Roberta Flack's massive crossover success opened new roads for soul music, roads that were softer and quieter. The pathway to the music of someone like Sade seems like a straight line from "Killing Me Softly". She certainly made a lasting impact.
On another note, when I listen to this song I can't help but reflect on how much has changed for gay people in the past 20 years. Just two decades ago I was playing various versions of "Let Them Talk" on my radio show, using it as a veiled message song, a comment on gay love as an act of defiance in a less-than-tolerant world. No one had "come out" on tv yet. Society at large was happy to have us hide in the shadows.
These days the concept of "forbidden love" almost seems like a faded memory. But, of course there are still a lot of dangerous homophobes out there. There are still tv hosts who think we won all of our rights "too quickly". There is a still a judge in Alabama taking a stand against equality like a new George Wallace. There are still so many battles to fight for trans people. We still have a long way to go. But I sure am happy to feel free to come out from the shadows most of the time.

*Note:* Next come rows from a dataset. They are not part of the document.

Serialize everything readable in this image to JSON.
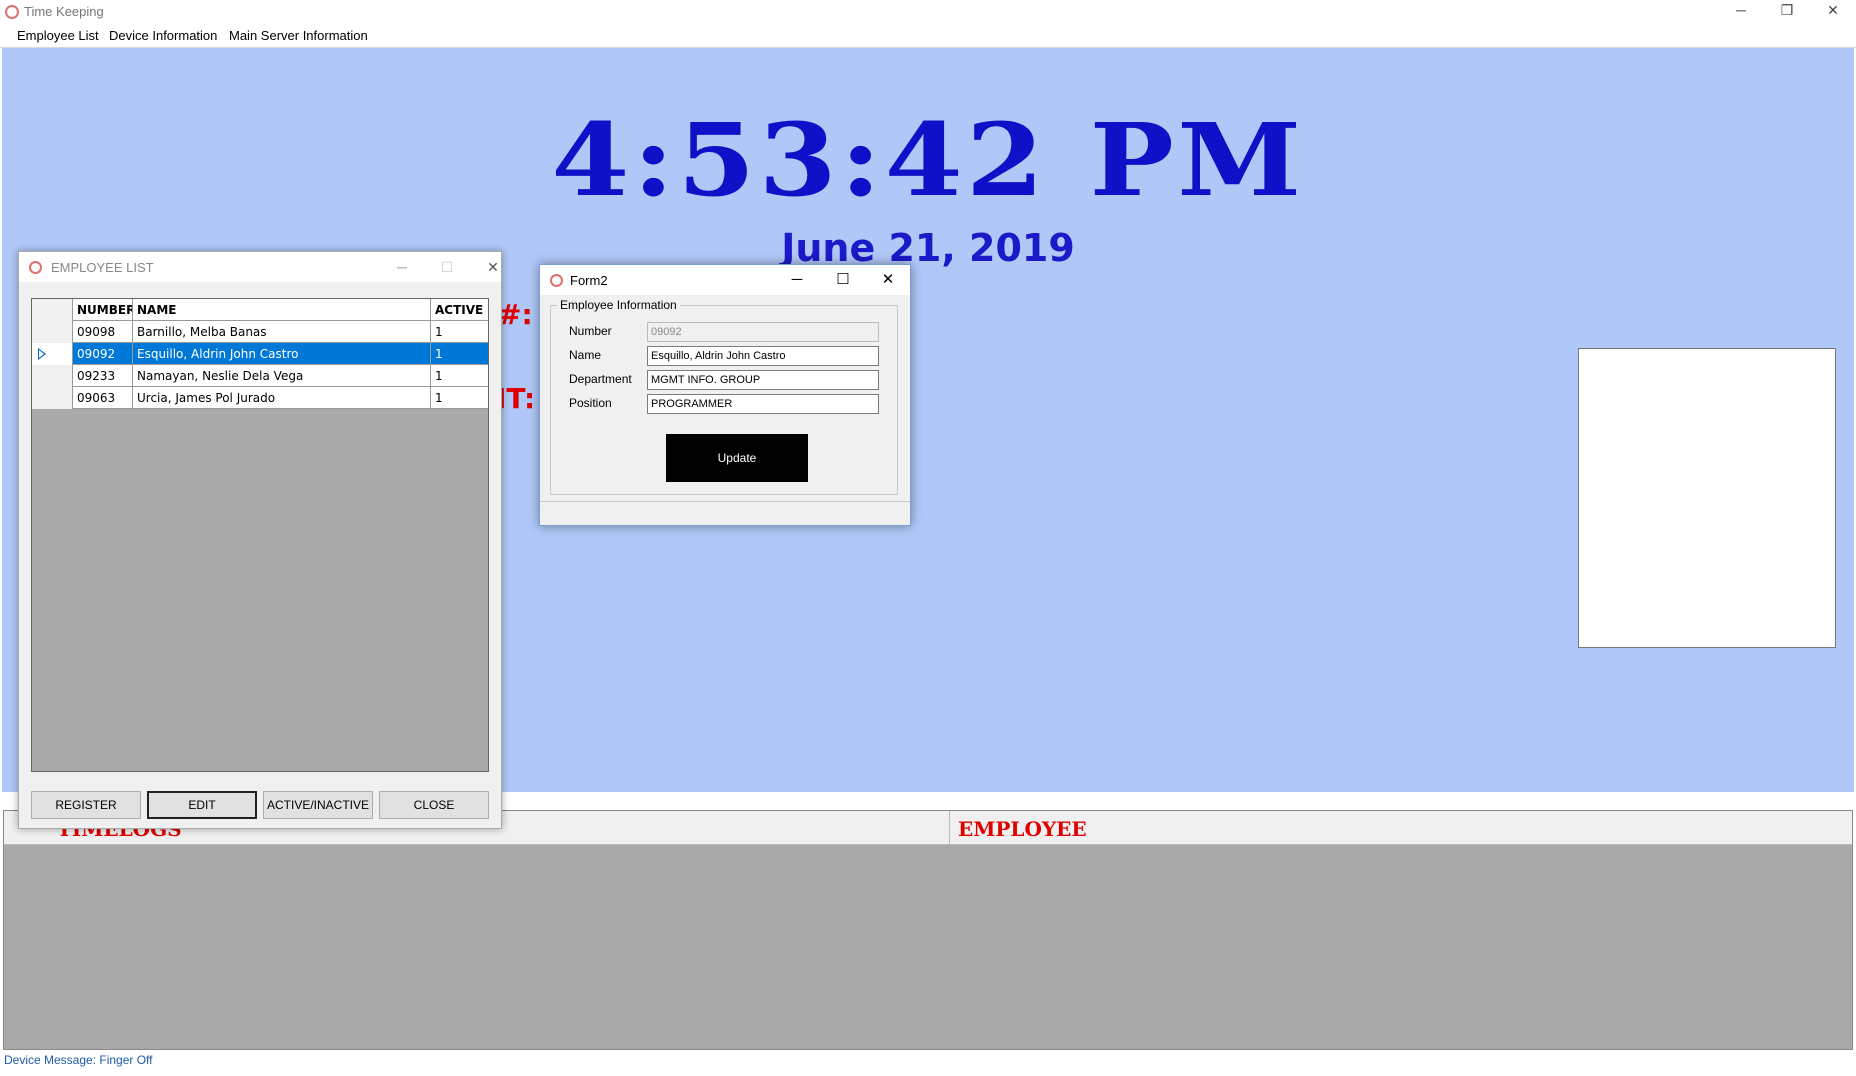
{
  "window": {
    "title": "Time Keeping",
    "minimize": "─",
    "restore": "❐",
    "close": "✕"
  },
  "menu": {
    "items": [
      "Employee List",
      "Device Information",
      "Main Server Information"
    ]
  },
  "clock": {
    "time": "4:53:42 PM",
    "date": "June 21, 2019"
  },
  "hidden_labels": {
    "number_suffix": "#:",
    "count_suffix": "IT:"
  },
  "bottom": {
    "timelogs": "TIMELOGS",
    "employee": "EMPLOYEE"
  },
  "status": {
    "message": "Device Message: Finger Off"
  },
  "employee_list": {
    "title": "EMPLOYEE LIST",
    "columns": [
      "NUMBER",
      "NAME",
      "ACTIVE"
    ],
    "rows": [
      {
        "number": "09098",
        "name": "Barnillo, Melba Banas",
        "active": "1",
        "selected": false
      },
      {
        "number": "09092",
        "name": "Esquillo, Aldrin John Castro",
        "active": "1",
        "selected": true
      },
      {
        "number": "09233",
        "name": "Namayan, Neslie Dela Vega",
        "active": "1",
        "selected": false
      },
      {
        "number": "09063",
        "name": "Urcia, James Pol Jurado",
        "active": "1",
        "selected": false
      }
    ],
    "buttons": [
      "REGISTER",
      "EDIT",
      "ACTIVE/INACTIVE",
      "CLOSE"
    ]
  },
  "form2": {
    "title": "Form2",
    "group_title": "Employee Information",
    "fields": [
      {
        "label": "Number",
        "value": "09092",
        "disabled": true
      },
      {
        "label": "Name",
        "value": "Esquillo, Aldrin John Castro",
        "disabled": false
      },
      {
        "label": "Department",
        "value": "MGMT INFO. GROUP",
        "disabled": false
      },
      {
        "label": "Position",
        "value": "PROGRAMMER",
        "disabled": false
      }
    ],
    "update_label": "Update"
  },
  "colors": {
    "background": "#b0c8f8",
    "clock": "#1010c8",
    "accent_red": "#e00000",
    "selection": "#0078d7"
  }
}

Happy Birthday Roberta Flack and thank you for your delicate version of this gay anthem. A quiet fire indeed.